>>>>
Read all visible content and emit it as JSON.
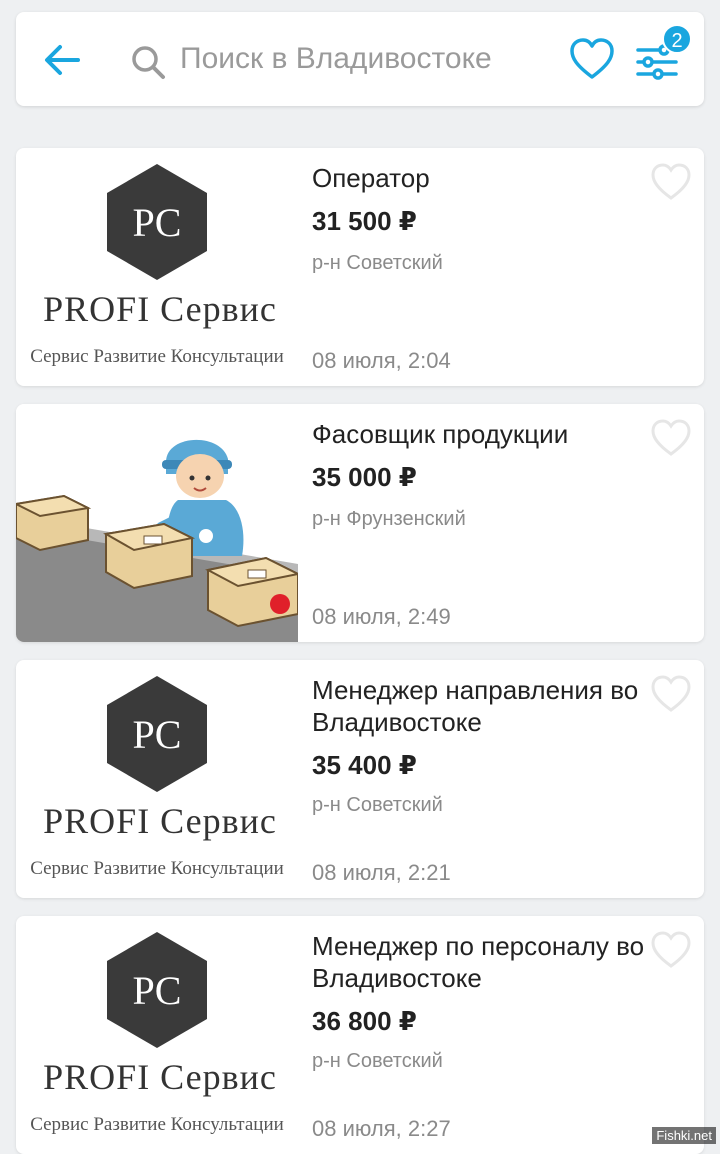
{
  "search": {
    "placeholder": "Поиск в Владивостоке",
    "filter_badge": "2"
  },
  "colors": {
    "accent": "#1aa6df",
    "logo_dark": "#3a3a3a"
  },
  "logo": {
    "initials": "PC",
    "name": "PROFI Сервис",
    "tagline": "Сервис Развитие Консультации"
  },
  "listings": [
    {
      "title": "Оператор",
      "price": "31 500 ₽",
      "district": "р-н Советский",
      "date": "08 июля, 2:04"
    },
    {
      "title": "Фасовщик продукции",
      "price": "35 000 ₽",
      "district": "р-н Фрунзенский",
      "date": "08 июля, 2:49"
    },
    {
      "title": "Менеджер направления во Владивостоке",
      "price": "35 400 ₽",
      "district": "р-н Советский",
      "date": "08 июля, 2:21"
    },
    {
      "title": "Менеджер по персоналу во Владивостоке",
      "price": "36 800 ₽",
      "district": "р-н Советский",
      "date": "08 июля, 2:27"
    }
  ],
  "watermark": "Fishki.net"
}
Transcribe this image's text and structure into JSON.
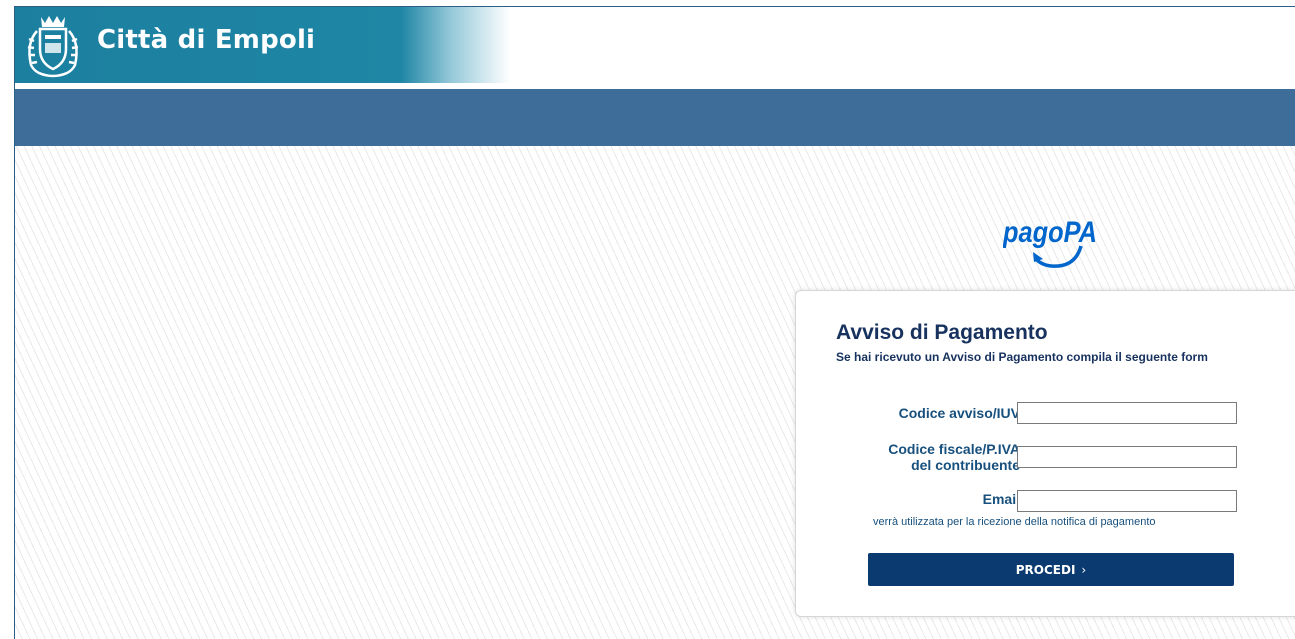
{
  "header": {
    "site_title": "Città di Empoli",
    "band_color": "#1f86a5",
    "nav_color": "#3f6d9a"
  },
  "brand": {
    "logo_text": "pagoPA",
    "logo_color": "#0066cc"
  },
  "form": {
    "title": "Avviso di Pagamento",
    "subtitle": "Se hai ricevuto un Avviso di Pagamento compila il seguente form",
    "fields": {
      "iuv": {
        "label": "Codice avviso/IUV",
        "value": ""
      },
      "cf": {
        "label_line1": "Codice fiscale/P.IVA",
        "label_line2": "del contribuente",
        "value": ""
      },
      "email": {
        "label": "Email",
        "value": "",
        "note": "verrà utilizzata per la ricezione della notifica di pagamento"
      }
    },
    "submit": {
      "label": "PROCEDI",
      "chevron": "›"
    }
  },
  "colors": {
    "title": "#17325e",
    "label": "#17507d",
    "button": "#0b3a71"
  }
}
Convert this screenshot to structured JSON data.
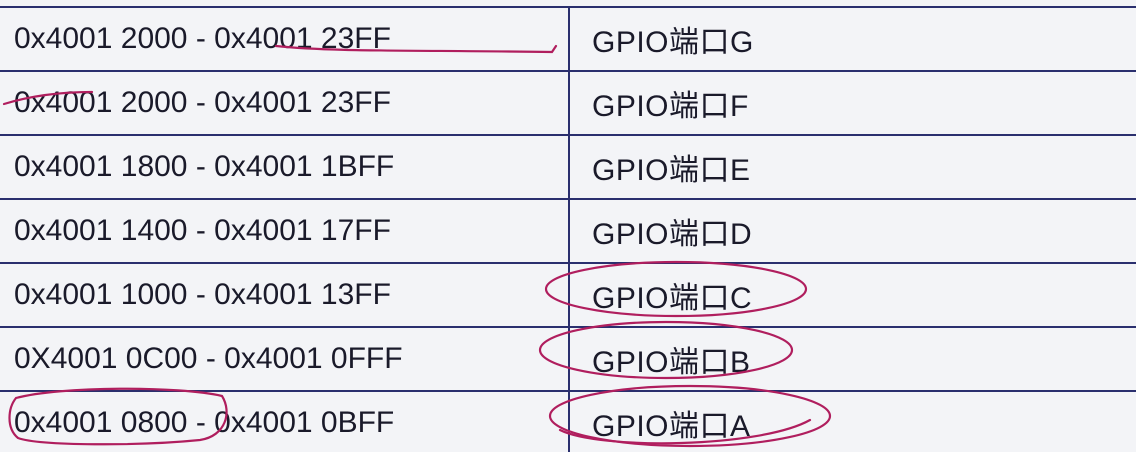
{
  "rows": [
    {
      "range": "0x4001 2000 - 0x4001 23FF",
      "peripheral": "GPIO端口G"
    },
    {
      "range": "0x4001 2000 - 0x4001 23FF",
      "peripheral": "GPIO端口F"
    },
    {
      "range": "0x4001 1800 - 0x4001 1BFF",
      "peripheral": "GPIO端口E"
    },
    {
      "range": "0x4001 1400 - 0x4001 17FF",
      "peripheral": "GPIO端口D"
    },
    {
      "range": "0x4001 1000 - 0x4001 13FF",
      "peripheral": "GPIO端口C"
    },
    {
      "range": "0X4001 0C00 - 0x4001 0FFF",
      "peripheral": "GPIO端口B"
    },
    {
      "range": "0x4001 0800 - 0x4001 0BFF",
      "peripheral": "GPIO端口A"
    }
  ],
  "annotation_color": "#b01e5e"
}
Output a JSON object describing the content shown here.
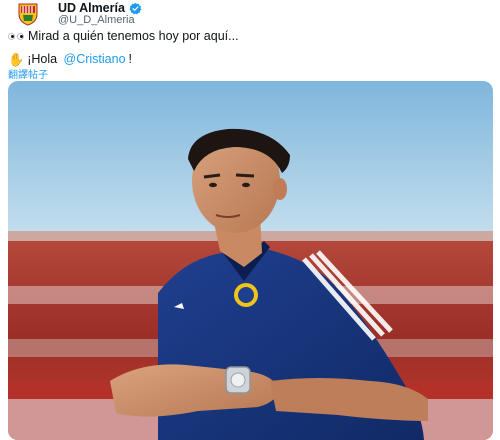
{
  "tweet": {
    "author": {
      "display_name": "UD Almería",
      "handle": "@U_D_Almeria",
      "avatar_icon": "club-crest-icon",
      "verified_icon": "verified-badge-icon"
    },
    "text_line1": "Mirad a quién tenemos hoy por aquí...",
    "text_line2_prefix": "¡Hola ",
    "mention": "@Cristiano",
    "text_line2_suffix": "!",
    "translate_label": "翻譯帖子",
    "colors": {
      "link": "#1d9bf0",
      "verified": "#1d9bf0",
      "secondary_text": "#536471"
    },
    "media": {
      "description_icon": "photo-player-in-stadium"
    }
  }
}
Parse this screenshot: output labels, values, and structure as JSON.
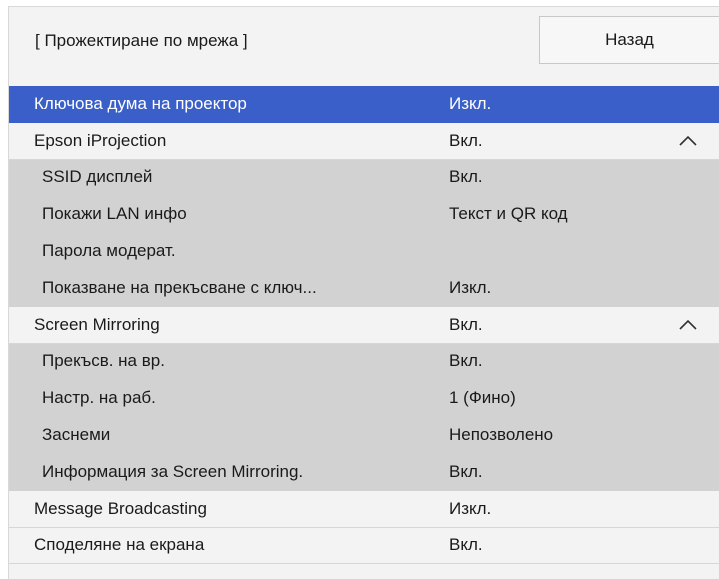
{
  "header": {
    "title": "[ Прожектиране по мрежа ]",
    "back_label": "Назад"
  },
  "menu": [
    {
      "label": "Ключова дума на проектор",
      "value": "Изкл.",
      "level": "top",
      "selected": true
    },
    {
      "label": "Epson iProjection",
      "value": "Вкл.",
      "level": "top",
      "expanded": true
    },
    {
      "label": "SSID дисплей",
      "value": "Вкл.",
      "level": "sub"
    },
    {
      "label": "Покажи LAN инфо",
      "value": "Текст и QR код",
      "level": "sub"
    },
    {
      "label": "Парола модерат.",
      "value": "",
      "level": "sub"
    },
    {
      "label": "Показване на прекъсване с ключ...",
      "value": "Изкл.",
      "level": "sub"
    },
    {
      "label": "Screen Mirroring",
      "value": "Вкл.",
      "level": "top",
      "expanded": true
    },
    {
      "label": "Прекъсв. на вр.",
      "value": "Вкл.",
      "level": "sub"
    },
    {
      "label": "Настр. на раб.",
      "value": "1 (Фино)",
      "level": "sub"
    },
    {
      "label": "Заснеми",
      "value": "Непозволено",
      "level": "sub"
    },
    {
      "label": "Информация за Screen Mirroring.",
      "value": "Вкл.",
      "level": "sub"
    },
    {
      "label": "Message Broadcasting",
      "value": "Изкл.",
      "level": "top"
    },
    {
      "label": "Споделяне на екрана",
      "value": "Вкл.",
      "level": "top"
    }
  ],
  "colors": {
    "selected": "#3b5fc8",
    "submenu_bg": "#d2d2d2",
    "panel_bg": "#f3f3f3"
  },
  "icons": {
    "expanded": "chevron-up-icon"
  }
}
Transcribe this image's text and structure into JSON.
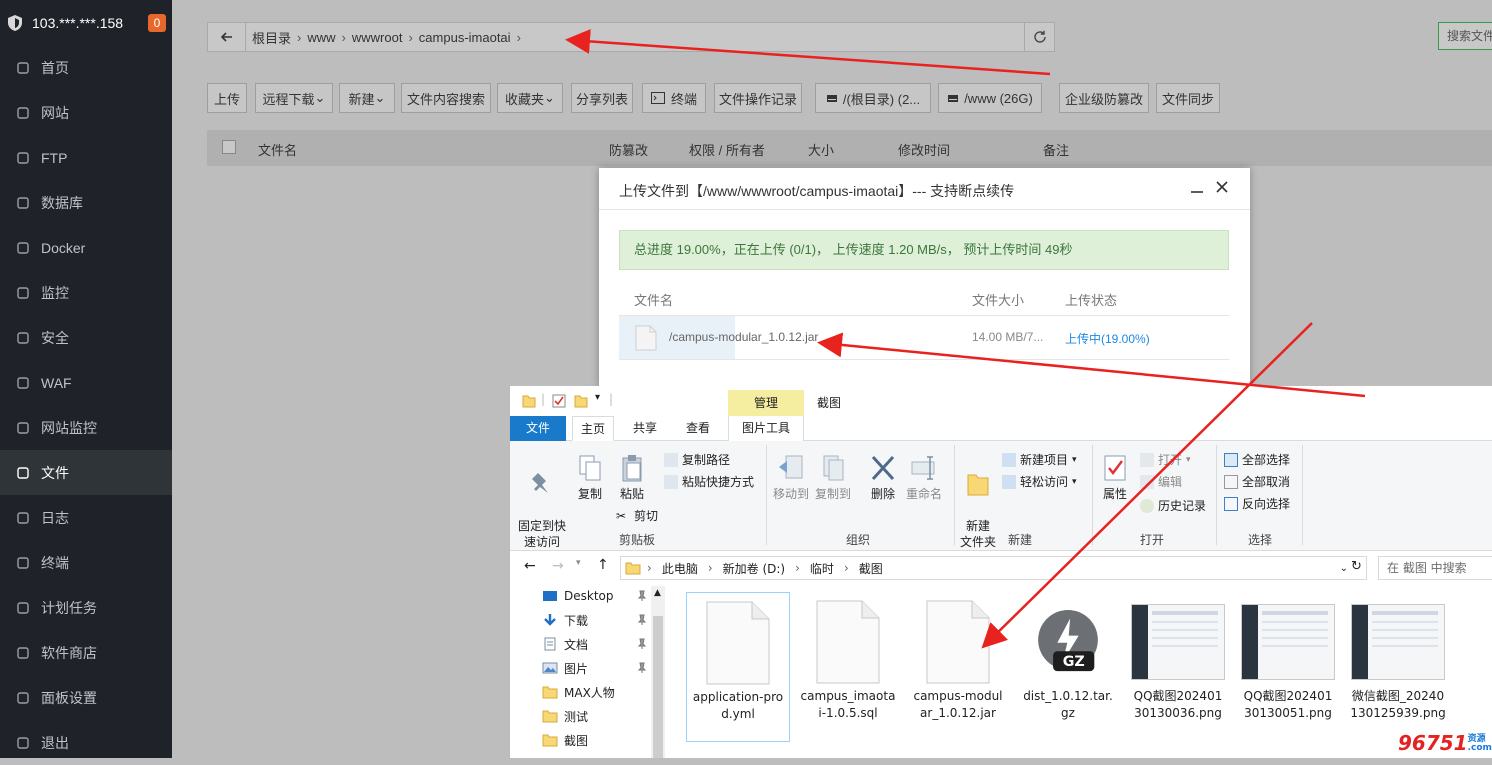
{
  "sidebar": {
    "server": "103.***.***.158",
    "badge": "0",
    "items": [
      {
        "label": "首页"
      },
      {
        "label": "网站"
      },
      {
        "label": "FTP"
      },
      {
        "label": "数据库"
      },
      {
        "label": "Docker"
      },
      {
        "label": "监控"
      },
      {
        "label": "安全"
      },
      {
        "label": "WAF"
      },
      {
        "label": "网站监控"
      },
      {
        "label": "文件",
        "active": true
      },
      {
        "label": "日志"
      },
      {
        "label": "终端"
      },
      {
        "label": "计划任务"
      },
      {
        "label": "软件商店"
      },
      {
        "label": "面板设置"
      },
      {
        "label": "退出"
      }
    ]
  },
  "pathbar": {
    "crumbs": [
      "根目录",
      "www",
      "wwwroot",
      "campus-imaotai"
    ],
    "search_label": "搜索文件"
  },
  "toolbar": {
    "upload": "上传",
    "remote_download": "远程下载",
    "new": "新建",
    "content_search": "文件内容搜索",
    "favorites": "收藏夹",
    "share_list": "分享列表",
    "terminal": "终端",
    "op_log": "文件操作记录",
    "disk_root": "/(根目录) (2...",
    "disk_www": "/www (26G)",
    "tamper": "企业级防篡改",
    "sync": "文件同步"
  },
  "file_header": {
    "name": "文件名",
    "tamper": "防篡改",
    "perm": "权限 / 所有者",
    "size": "大小",
    "mtime": "修改时间",
    "note": "备注"
  },
  "upload_dialog": {
    "title": "上传文件到【/www/wwwroot/campus-imaotai】--- 支持断点续传",
    "progress": "总进度 19.00%，正在上传 (0/1)， 上传速度 1.20 MB/s， 预计上传时间 49秒",
    "col_name": "文件名",
    "col_size": "文件大小",
    "col_status": "上传状态",
    "row": {
      "name": "/campus-modular_1.0.12.jar",
      "size": "14.00 MB/7...",
      "status": "上传中(19.00%)"
    }
  },
  "explorer": {
    "manage_tab": "管理",
    "title": "截图",
    "tabs": {
      "file": "文件",
      "home": "主页",
      "share": "共享",
      "view": "查看",
      "pic_tools": "图片工具"
    },
    "ribbon": {
      "pin": "固定到快\n速访问",
      "copy": "复制",
      "paste": "粘贴",
      "copy_path": "复制路径",
      "paste_shortcut": "粘贴快捷方式",
      "cut": "剪切",
      "clipboard": "剪贴板",
      "move_to": "移动到",
      "copy_to": "复制到",
      "delete": "删除",
      "rename": "重命名",
      "organize": "组织",
      "new_folder": "新建\n文件夹",
      "new_item": "新建项目",
      "easy_access": "轻松访问",
      "new_group": "新建",
      "properties": "属性",
      "open": "打开",
      "edit": "编辑",
      "history": "历史记录",
      "open_group": "打开",
      "select_all": "全部选择",
      "select_none": "全部取消",
      "invert": "反向选择",
      "select_group": "选择"
    },
    "address": [
      "此电脑",
      "新加卷 (D:)",
      "临时",
      "截图"
    ],
    "search_placeholder": "在 截图 中搜索",
    "nav": [
      "Desktop",
      "下载",
      "文档",
      "图片",
      "MAX人物",
      "测试",
      "截图"
    ],
    "files": [
      {
        "name": "application-prod.yml",
        "type": "doc"
      },
      {
        "name": "campus_imaotai-1.0.5.sql",
        "type": "doc"
      },
      {
        "name": "campus-modular_1.0.12.jar",
        "type": "doc"
      },
      {
        "name": "dist_1.0.12.tar.gz",
        "type": "gz"
      },
      {
        "name": "QQ截图20240130130036.png",
        "type": "img"
      },
      {
        "name": "QQ截图20240130130051.png",
        "type": "img"
      },
      {
        "name": "微信截图_20240130125939.png",
        "type": "img"
      }
    ]
  },
  "watermark": {
    "text": "96751",
    "sub": "资源\n.com"
  }
}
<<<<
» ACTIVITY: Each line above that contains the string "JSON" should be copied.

» WRITTEN SOLUTION:
Read all visible content and emit it as JSON.
Transcribe this image's text and structure into JSON.
Convert this screenshot to structured JSON data.
Output a JSON object describing the content shown here.
Parse this screenshot: output labels, values, and structure as JSON.
Transcribe this image's text and structure into JSON.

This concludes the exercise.